Through the window, from the trees, Luke Ansome watched his lady walk back to the bed. He didn’t recognize the man, but Luke did recognize the actions. He’d seen enough films to know what a kiss on the shoulder might mean. Usually the screen faded to black and then the next morning started playing. However, instead of a fade out, Luke watched the man spin Martha around and kiss her hard on the mouth. Her arms wriggled, feeling all over as the man clutched her. The man grabbed her by the shoulders and flung her onto the bed. Luke thought it looked passionate and wondered what it would be like to do the same -- throw yourself into the moment with an animal fury, grasping and pawing at one another till you screamed… help?
“Help! Hel-up…” It sounded like someone shouting then getting a hand slapped across their mouth. Sometimes at school kids got beat on, and the larger boys would clamp a hand down to stop any shouting for teachers. The quick shrill scream followed by the muffled holler -- Luke knew what it sounded like, what it felt like.
The stink off George’s hand filled Martha’s nostrils: tobacco, bourbon, and some earthy aromas. She slapped at him as best she could, but he ignored her struggling. It almost seemed to excite him. Her eyes stared at the window hoping.
Luke didn’t know what to do. He couldn’t figure how to explain being in the area. He thought, I can say I was walking along and heard the shout. But that would mean admitting to a lie -- he’d told his parents he’d be at the creek, on the other side of town, fishing with some of his friends. People would find out what he’d been doing. He knew that would mean trouble. He started climbing down the tree slowly, afraid for the first time someone might see him.
“That’s my girl -- oh girl!”
A rock crashed through the window.
“What the fuck?” George jumped out of Martha, thudding against the wall next to the bed. He launched himself off the bed and planted a foot right on broken glass. Jerking his foot back, he twisted at an awkward angle and fell in the corner. Swearing he pulled his cut foot to his face, the sock filling with blood. He plucked a three inch shard out, hollering all the way. Leaning against the wall, George got to his feet. Walking on the heel of his cut foot he limped to the window and called out, “You fuckers! Breaking a window, interrupting… I oughta…” he felt the first blow. But when he turned to acknowledge what had happened, Martha brought the rock across his temple. George spun around and fell into the broken glass. Martha dropped to her knees and beat on his skull till she felt the rock hammering the floor boards.

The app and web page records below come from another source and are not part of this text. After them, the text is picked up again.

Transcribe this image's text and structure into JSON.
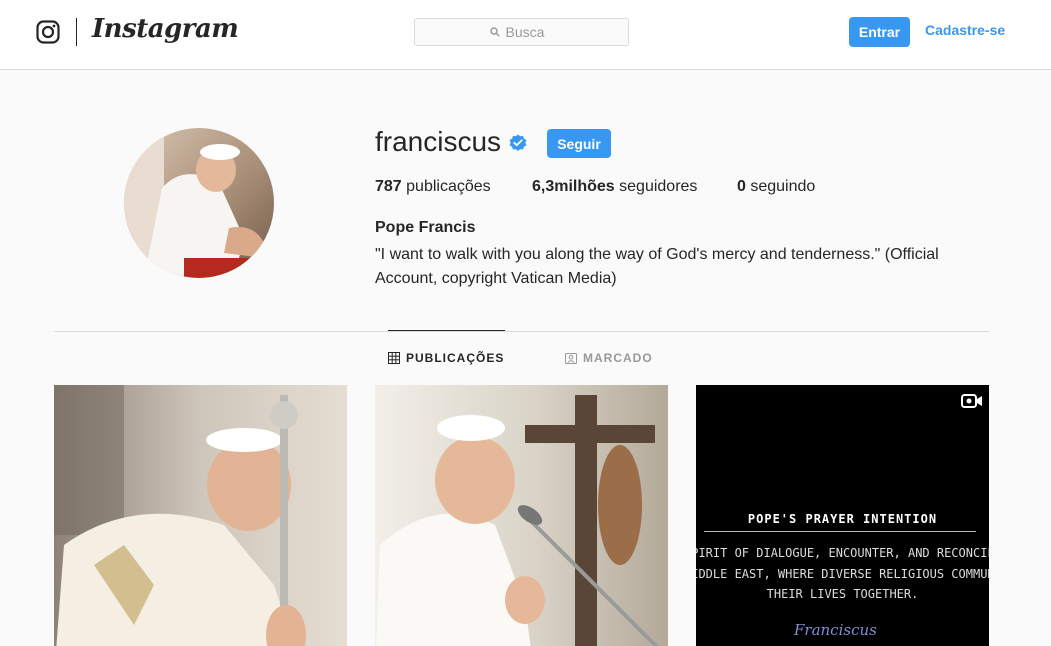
{
  "header": {
    "brand_name": "Instagram",
    "search_placeholder": "Busca",
    "login_label": "Entrar",
    "signup_label": "Cadastre-se"
  },
  "profile": {
    "username": "franciscus",
    "verified": true,
    "follow_label": "Seguir",
    "stats": {
      "posts_count": "787",
      "posts_label": "publicações",
      "followers_count": "6,3milhões",
      "followers_label": "seguidores",
      "following_count": "0",
      "following_label": "seguindo"
    },
    "full_name": "Pope Francis",
    "bio": "\"I want to walk with you along the way of God's mercy and tenderness.\" (Official Account, copyright Vatican Media)"
  },
  "tabs": [
    {
      "label": "PUBLICAÇÕES",
      "icon": "grid-icon",
      "active": true
    },
    {
      "label": "MARCADO",
      "icon": "tagged-icon",
      "active": false
    }
  ],
  "posts": [
    {
      "kind": "photo"
    },
    {
      "kind": "photo"
    },
    {
      "kind": "video",
      "title": "POPE'S PRAYER INTENTION",
      "lines": [
        "SPIRIT OF DIALOGUE, ENCOUNTER, AND RECONCILIATION",
        "MIDDLE EAST, WHERE DIVERSE RELIGIOUS COMMUNITIES",
        "THEIR LIVES TOGETHER."
      ],
      "signature": "Franciscus"
    }
  ],
  "colors": {
    "accent": "#3897f0",
    "text": "#262626",
    "border": "#dbdbdb",
    "background": "#fafafa"
  }
}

Then she stopped. Still holding the stone, she squeezed her eyes as tightly shut as possible trying not to cry.
She sucked in a startled breath.
“Are you all right?”
Martha sniffed back running mucus. She looked over at the window. Luke peered in through the broken pane. Martha made a hybrid sound, laughing-crying. A strange twisted smile spread on her face, and she wiped away the tears on one cheek leaving a smear of blood. Dropping the rock, she got to her feet.
She went to window and whispered, “I’m fine. Did you…”
“Yeah,” Luke said quickly, “I didn’t know what to do.”
Martha placed a hand on the side of his face. Luke blushed just a touch; her hand felt so soft. Martha said, “You did just fine.”
His eyes darted to the mess on the floor, “Is he…”
“Yeah.” Martha nodded without looking. She stroked the boy’s cheek with her thumb, “But never you mind. He deserved it. You understand?”
“He was hurting you,” Luke said.
“That’s right,” Martha replied. She placed a finger over her lips, “And it’s our secret.”
“Of course you do,” Martha said, smoothing the boy’s hair back. It stuck down, plastered by George’s blood. She smiled, “You saved me.”
She leaned through the broken pane and kissed him on the mouth.